May 1 will be the beginning of the fourth annual Rayuela de Arena interactive fiction jam. Submissions will be open until May 30.
May 1 is also the opening of ParserComp 2021. Submissions can be sent in until June 30.
May 1 is also the next SF Bay Area Meetup.
May 7 is the Spring Thing voting deadline, when you can pick favourites from the more than 30 choice- and parser-based games submitted this year. If you’d like to nominate something for this competition, there’s still time – and if you’re hunting for people’s opinions on games, you can find a bunch of review threads on the intfiction forum.
May 16 is the next Seattle Area IF Meetup.
May 23 is a workshop-style meeting of the London/Oxford IF Meetup. The group will be offering feedback on open design problems (some tips and guidelines are included in the event description). You’re welcome whether or not you’ve got an open problem of your own to share.
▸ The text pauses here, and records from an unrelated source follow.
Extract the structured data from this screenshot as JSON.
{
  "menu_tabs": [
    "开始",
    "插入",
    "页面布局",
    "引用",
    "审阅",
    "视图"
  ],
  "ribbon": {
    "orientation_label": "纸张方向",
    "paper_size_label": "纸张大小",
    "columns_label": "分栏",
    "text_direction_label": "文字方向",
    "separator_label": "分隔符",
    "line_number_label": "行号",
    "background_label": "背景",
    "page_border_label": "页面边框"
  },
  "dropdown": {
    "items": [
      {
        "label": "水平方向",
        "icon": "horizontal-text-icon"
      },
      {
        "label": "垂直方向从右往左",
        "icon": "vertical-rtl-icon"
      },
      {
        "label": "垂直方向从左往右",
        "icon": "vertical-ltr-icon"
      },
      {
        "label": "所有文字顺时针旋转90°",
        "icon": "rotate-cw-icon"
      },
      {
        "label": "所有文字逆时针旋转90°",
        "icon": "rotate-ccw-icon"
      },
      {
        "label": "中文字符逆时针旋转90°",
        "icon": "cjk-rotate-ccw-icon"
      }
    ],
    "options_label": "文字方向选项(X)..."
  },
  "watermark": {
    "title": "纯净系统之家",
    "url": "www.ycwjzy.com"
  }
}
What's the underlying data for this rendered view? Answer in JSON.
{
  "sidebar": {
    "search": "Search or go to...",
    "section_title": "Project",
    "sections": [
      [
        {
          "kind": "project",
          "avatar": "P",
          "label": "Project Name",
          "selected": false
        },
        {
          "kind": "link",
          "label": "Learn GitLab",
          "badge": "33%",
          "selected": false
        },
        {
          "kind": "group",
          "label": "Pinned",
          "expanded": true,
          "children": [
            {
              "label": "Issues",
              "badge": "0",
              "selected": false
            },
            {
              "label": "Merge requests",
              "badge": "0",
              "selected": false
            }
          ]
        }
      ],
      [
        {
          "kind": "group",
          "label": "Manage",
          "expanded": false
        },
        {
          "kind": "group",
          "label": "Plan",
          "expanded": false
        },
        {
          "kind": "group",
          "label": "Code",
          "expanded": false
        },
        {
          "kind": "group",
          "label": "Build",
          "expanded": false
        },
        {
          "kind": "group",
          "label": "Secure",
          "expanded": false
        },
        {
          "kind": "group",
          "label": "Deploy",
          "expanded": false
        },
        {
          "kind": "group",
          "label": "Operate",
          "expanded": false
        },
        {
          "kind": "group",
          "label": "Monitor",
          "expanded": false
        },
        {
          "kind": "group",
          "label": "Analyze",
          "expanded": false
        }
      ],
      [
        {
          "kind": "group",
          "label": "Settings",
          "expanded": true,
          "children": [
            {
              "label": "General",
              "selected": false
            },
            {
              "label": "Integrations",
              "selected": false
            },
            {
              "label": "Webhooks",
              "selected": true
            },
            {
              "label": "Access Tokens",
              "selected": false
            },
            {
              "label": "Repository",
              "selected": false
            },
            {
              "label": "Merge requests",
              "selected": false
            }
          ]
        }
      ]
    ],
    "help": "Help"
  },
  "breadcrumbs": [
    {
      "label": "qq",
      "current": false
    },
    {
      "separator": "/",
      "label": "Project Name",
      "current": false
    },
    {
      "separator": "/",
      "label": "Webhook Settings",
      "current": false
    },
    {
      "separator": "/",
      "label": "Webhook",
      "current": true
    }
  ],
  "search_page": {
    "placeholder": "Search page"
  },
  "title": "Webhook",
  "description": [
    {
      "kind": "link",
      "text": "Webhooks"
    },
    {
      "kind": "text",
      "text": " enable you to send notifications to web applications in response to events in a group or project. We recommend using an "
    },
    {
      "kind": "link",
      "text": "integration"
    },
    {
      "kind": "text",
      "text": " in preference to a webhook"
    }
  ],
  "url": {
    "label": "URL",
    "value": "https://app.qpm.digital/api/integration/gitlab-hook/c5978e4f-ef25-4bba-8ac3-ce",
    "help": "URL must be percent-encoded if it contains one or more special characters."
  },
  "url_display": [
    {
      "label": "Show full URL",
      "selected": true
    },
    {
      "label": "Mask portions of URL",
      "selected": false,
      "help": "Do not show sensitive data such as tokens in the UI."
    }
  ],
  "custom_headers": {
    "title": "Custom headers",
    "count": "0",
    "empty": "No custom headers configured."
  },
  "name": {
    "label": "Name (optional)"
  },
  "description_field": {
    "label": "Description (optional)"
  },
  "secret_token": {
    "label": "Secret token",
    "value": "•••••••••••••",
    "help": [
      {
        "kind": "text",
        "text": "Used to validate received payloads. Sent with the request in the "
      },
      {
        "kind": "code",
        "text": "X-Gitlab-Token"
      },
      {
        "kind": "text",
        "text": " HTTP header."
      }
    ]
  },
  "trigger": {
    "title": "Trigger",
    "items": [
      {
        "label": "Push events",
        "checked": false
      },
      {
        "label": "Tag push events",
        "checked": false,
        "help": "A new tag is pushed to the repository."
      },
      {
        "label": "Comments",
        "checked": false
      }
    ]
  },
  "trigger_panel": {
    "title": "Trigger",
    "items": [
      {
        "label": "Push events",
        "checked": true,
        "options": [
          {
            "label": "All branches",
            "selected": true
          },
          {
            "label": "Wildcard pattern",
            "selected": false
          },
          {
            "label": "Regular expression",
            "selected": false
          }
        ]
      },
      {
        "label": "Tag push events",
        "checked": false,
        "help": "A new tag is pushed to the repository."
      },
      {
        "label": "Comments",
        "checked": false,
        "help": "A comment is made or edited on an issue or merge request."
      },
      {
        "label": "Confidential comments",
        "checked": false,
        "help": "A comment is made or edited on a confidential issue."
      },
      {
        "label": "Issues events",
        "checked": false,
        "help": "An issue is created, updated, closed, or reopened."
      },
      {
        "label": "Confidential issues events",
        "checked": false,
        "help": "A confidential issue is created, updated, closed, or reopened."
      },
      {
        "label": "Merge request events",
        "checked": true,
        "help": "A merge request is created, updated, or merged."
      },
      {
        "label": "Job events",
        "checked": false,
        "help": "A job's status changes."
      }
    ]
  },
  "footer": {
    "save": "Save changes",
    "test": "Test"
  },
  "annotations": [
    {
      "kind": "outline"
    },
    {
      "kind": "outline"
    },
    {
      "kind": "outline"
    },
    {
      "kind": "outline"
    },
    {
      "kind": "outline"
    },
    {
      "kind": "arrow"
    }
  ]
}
June 21 I will be presenting to the VOLUPTAS summer school, which is working on playable experiences to teach architecture. Game designers interested in the crossover with architectural pedagogy might find this an interesting project.
Links & Articles
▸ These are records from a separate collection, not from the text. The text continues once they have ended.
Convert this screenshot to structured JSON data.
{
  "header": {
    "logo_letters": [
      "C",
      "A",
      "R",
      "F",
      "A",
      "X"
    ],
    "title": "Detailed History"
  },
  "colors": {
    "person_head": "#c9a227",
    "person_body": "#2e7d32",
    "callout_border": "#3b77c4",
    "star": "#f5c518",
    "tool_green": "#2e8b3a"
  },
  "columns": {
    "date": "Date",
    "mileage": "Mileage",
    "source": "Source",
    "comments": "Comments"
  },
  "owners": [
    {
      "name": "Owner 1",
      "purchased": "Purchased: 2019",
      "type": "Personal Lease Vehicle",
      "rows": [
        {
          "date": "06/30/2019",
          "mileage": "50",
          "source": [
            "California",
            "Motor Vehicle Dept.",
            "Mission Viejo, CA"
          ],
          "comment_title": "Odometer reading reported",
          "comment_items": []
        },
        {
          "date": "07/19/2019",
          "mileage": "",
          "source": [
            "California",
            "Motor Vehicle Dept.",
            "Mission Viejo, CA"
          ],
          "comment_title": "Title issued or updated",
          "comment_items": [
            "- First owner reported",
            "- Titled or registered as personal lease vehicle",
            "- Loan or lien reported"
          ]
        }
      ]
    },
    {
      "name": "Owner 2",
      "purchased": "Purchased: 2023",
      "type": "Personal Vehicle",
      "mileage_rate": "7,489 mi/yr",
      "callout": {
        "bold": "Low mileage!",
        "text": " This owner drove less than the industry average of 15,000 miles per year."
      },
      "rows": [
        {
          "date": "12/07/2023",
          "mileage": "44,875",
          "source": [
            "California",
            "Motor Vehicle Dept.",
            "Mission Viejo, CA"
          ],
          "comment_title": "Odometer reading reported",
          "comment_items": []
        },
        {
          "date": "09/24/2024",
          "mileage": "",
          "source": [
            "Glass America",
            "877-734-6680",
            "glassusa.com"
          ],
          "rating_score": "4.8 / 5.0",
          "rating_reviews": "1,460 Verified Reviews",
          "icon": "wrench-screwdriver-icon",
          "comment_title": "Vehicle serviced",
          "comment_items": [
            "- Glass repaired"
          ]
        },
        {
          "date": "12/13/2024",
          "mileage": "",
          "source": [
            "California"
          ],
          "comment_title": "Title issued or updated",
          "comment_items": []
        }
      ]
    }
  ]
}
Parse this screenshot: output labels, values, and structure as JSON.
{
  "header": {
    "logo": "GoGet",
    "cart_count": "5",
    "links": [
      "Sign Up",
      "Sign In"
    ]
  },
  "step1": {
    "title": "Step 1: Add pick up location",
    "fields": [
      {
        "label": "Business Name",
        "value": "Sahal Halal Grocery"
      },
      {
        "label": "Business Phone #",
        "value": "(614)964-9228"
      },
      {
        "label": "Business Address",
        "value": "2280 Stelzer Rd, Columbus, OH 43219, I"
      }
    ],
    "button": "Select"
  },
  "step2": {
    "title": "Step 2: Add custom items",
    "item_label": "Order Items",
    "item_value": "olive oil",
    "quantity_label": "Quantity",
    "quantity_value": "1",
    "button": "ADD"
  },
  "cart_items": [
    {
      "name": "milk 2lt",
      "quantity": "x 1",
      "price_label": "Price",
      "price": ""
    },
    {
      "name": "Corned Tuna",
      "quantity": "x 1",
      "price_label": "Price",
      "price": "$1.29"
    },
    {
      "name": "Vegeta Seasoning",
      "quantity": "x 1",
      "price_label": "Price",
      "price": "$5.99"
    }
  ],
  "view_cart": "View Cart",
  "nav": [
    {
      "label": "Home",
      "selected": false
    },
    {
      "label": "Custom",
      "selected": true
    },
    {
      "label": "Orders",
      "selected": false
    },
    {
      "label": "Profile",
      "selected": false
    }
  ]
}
Last weekend I was a panelist at LudoNarraCon with Marta Fijak, Richard Rouse, and Thomas Grip on the topic of “Telling Dark Stories with Games.” The full panel is available on YouTube (as are other panels from the con, for those interested).
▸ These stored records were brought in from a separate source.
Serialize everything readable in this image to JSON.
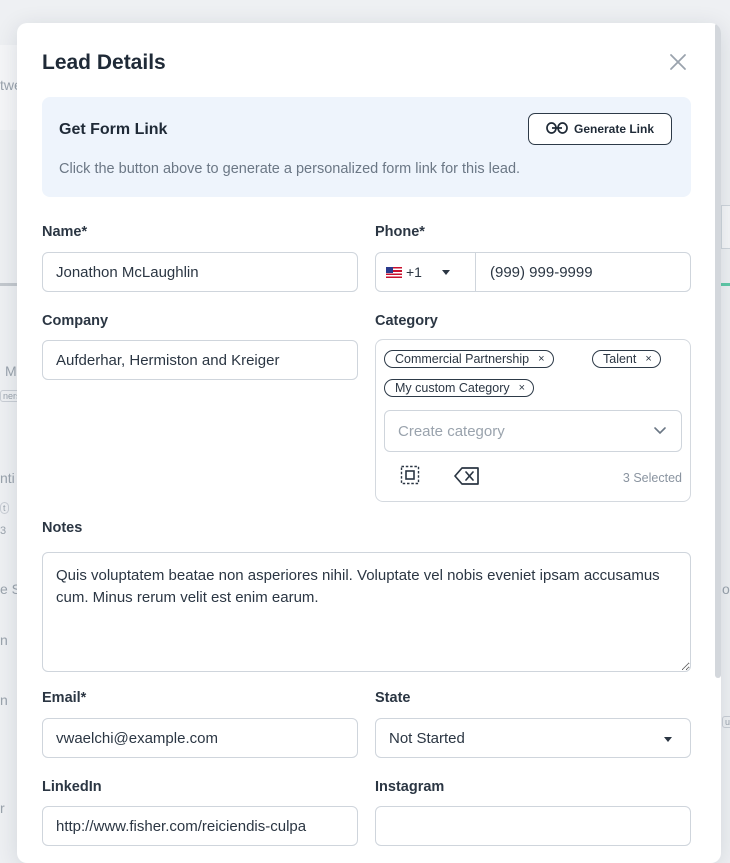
{
  "background": {
    "fragments": [
      "twe",
      "M",
      "ners",
      "nti",
      "t",
      "3",
      "e S",
      "n",
      "n",
      "r",
      "o",
      "u"
    ]
  },
  "modal": {
    "title": "Lead Details",
    "form_link": {
      "heading": "Get Form Link",
      "description": "Click the button above to generate a personalized form link for this lead.",
      "button_label": "Generate Link"
    },
    "name": {
      "label": "Name*",
      "value": "Jonathon McLaughlin"
    },
    "phone": {
      "label": "Phone*",
      "country_code": "+1",
      "placeholder": "(999) 999-9999"
    },
    "company": {
      "label": "Company",
      "value": "Aufderhar, Hermiston and Kreiger"
    },
    "category": {
      "label": "Category",
      "chips": [
        "Commercial Partnership",
        "Talent",
        "My custom Category"
      ],
      "chip_remove": "×",
      "placeholder": "Create category",
      "selected_count": "3 Selected"
    },
    "notes": {
      "label": "Notes",
      "value": "Quis voluptatem beatae non asperiores nihil. Voluptate vel nobis eveniet ipsam accusamus cum. Minus rerum velit est enim earum."
    },
    "email": {
      "label": "Email*",
      "value": "vwaelchi@example.com"
    },
    "state": {
      "label": "State",
      "value": "Not Started"
    },
    "linkedin": {
      "label": "LinkedIn",
      "value": "http://www.fisher.com/reiciendis-culpa"
    },
    "instagram": {
      "label": "Instagram",
      "value": ""
    }
  },
  "colors": {
    "accent_bg": "#eef4fc",
    "text": "#1f2a37",
    "muted": "#6b7785",
    "border": "#cfd5dc"
  }
}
The Association for Research in Digital Interactive Narratives has posted a call for papers for the ICIDS November 2021 Conference.
“The theme for the conference this year is Interconnectedness and Social Impact. We encourage authors to consider possible connections to this theme in their papers, but we emphasize that there is no requirement that papers reflect the theme, either implicitly or explicitly. The theme is meant as inspiration, and is not intended to act as a constraint.”
More information is available on the site; the main submission deadline is June 25.
Aaron A. Reed’s 50 Years of Text Games series continues to be a great read, with recent articles on Plundered Hearts (1987), A Mind Forever Voyaging (1985), and Uncle Roger (1986). If the latter doesn’t ring a bell, you’re not alone: it’s a much less-known work by hypertext/digital literature creator Judy Malloy, whom I know mainly for her work Yellow Bowl. One of the great things about this series is that, alongside the background on familiar favourites, it also introduces some important developments in the history of interactive story that might not be so well known.